the alto recorder. It is a relatively bright and lively piece, and
makes you think of renaissance minstrels at a faere. Absolutely one
of the outstanding, and good feeling, pieces on this work. (Yes, I had
to go to the dictionary, for "estampie".)
Track 11, Horizon is perhaps my favorite of the Bansuri
pieces. The piece has wonderful range. It has Native American flute
accompaniment, with at least 3 flutes used in the piece. It is a
musical tapestry, with a lot of things going on. Yet it is a soft and
gentle piece which is delicately played.
Track 12, Returning Home is a special piece
for Cornell, with lots of emotional memories. He selected one of
Michael Allen's (Coyote Oldman) high flutes to play, in this poignant
piece with piano accompaniment. Isn't it amazing at how wonderful the
high flutes can play a piece of music, in skilled hands?
Since the CD release concert in Dallas, I have listened to this CD for
a total of about 20 listenings, and I have not tired of any of this
music.

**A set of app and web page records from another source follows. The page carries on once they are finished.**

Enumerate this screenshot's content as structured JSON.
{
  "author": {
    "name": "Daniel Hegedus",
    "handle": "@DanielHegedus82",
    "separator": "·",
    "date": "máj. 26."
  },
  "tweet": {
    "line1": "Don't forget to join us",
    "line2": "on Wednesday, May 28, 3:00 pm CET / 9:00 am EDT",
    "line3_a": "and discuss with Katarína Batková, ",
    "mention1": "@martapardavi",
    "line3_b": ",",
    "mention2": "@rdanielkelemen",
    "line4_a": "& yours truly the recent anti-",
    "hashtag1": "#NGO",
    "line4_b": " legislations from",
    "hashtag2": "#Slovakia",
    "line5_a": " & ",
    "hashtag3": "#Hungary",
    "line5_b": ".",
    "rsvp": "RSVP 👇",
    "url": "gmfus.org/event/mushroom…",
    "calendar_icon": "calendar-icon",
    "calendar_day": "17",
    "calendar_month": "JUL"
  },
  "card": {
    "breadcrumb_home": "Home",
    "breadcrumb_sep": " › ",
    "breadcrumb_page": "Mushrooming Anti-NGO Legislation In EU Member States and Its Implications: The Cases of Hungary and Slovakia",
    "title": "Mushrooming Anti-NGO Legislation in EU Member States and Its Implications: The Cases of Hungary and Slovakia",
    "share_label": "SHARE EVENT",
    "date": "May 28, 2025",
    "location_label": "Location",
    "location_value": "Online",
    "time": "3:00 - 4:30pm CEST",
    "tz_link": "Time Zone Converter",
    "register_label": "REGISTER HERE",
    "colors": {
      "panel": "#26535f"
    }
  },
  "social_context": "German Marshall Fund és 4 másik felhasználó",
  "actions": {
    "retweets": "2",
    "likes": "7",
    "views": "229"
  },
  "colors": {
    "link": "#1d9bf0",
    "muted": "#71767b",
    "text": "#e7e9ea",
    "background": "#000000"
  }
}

If you haven't gotten this CD yet, you are sure going to want
to get it!
Cornell, all I can say is ... what took you so long? (smile)
Visit Cornell Kinderknecht's web site, http://www.cornellk.com for more information,
biography, and performance schedule, as well as ordering of this
wonderful new CD.